Standing alongside President Obama as he signed the bill extending the Bush-era tax cuts into law on Friday were several members of Congress including Senate Majority Whip Dick Durbin, D-Illinois, and Senate Minority Leader Mitch McConnell, R-Kentucky, among others.
Yet there were many members of the Democratic Caucus who were noticeably absent from the ceremony– Speaker of the House Nancy Pelosi, D-California, Senate Majority Leader Harry Reid, D-Nevada, and House Majority Leader Steny Hoyer, D-Maryland, to name a few.
Rep. Chris Van Hollen, D-Maryland, who will become the top Democrat on the House Budget Committee, also wasn't on stage with the president Friday. Van Hollen had been particularly critical of the estate tax provisions in the plan before the vote.
The tax plan was heralded by the White House as having a broad base of support, and did in fact pass in the Senate with a vote of 81-19 and in the House with a vote of 277-148.
President Obama was criticized by Democrats when the tax compromise was announced for veering towards Republican positions in a manner reminiscent of President Bill Clinton's "triangulation" following 1994 midterm loses.

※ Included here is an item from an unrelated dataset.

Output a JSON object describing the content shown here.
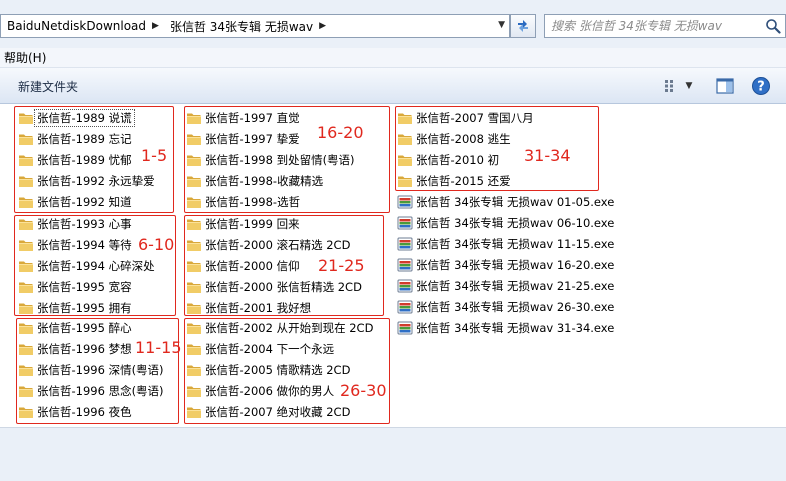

Many Democrats now, especially liberal members of the House, openly disagreed with provisions in the deal the White House struck with Republican leaders.
"This is very difficult," Pelosi said of the deal. "Nobody wants taxes to go up for the middle class. We just don't see why we have to give an extra tax cut to the wealthiest."
Even Durbin, who advocated for the plan to be passed, on Sunday indicated voting for the bill was a bitter pill for many Democrats to swallow.
"The one defining issue, the real difference between Democrats and Republicans in terms of economic justice – it appears this agreement doesn't honor what we think are the true values and principles of our party," Durbin said in an interview on CNN's "State of the Union."
The package includes a two-year extension of the Bush-era tax cuts set to expire December 31. It also would extend unemployment benefits for 13 months, cut the payroll tax by 2 percentage points for a year, restore the estate tax at a lower level and continue a series of other tax breaks.
As for why the Democratic leadership was not at the signing, CNN's Chief Political Correspondent and host of "State of the Union" Candy Crowley, said the answer is simple.
"You don't want your picture up there with something you don't just believe in."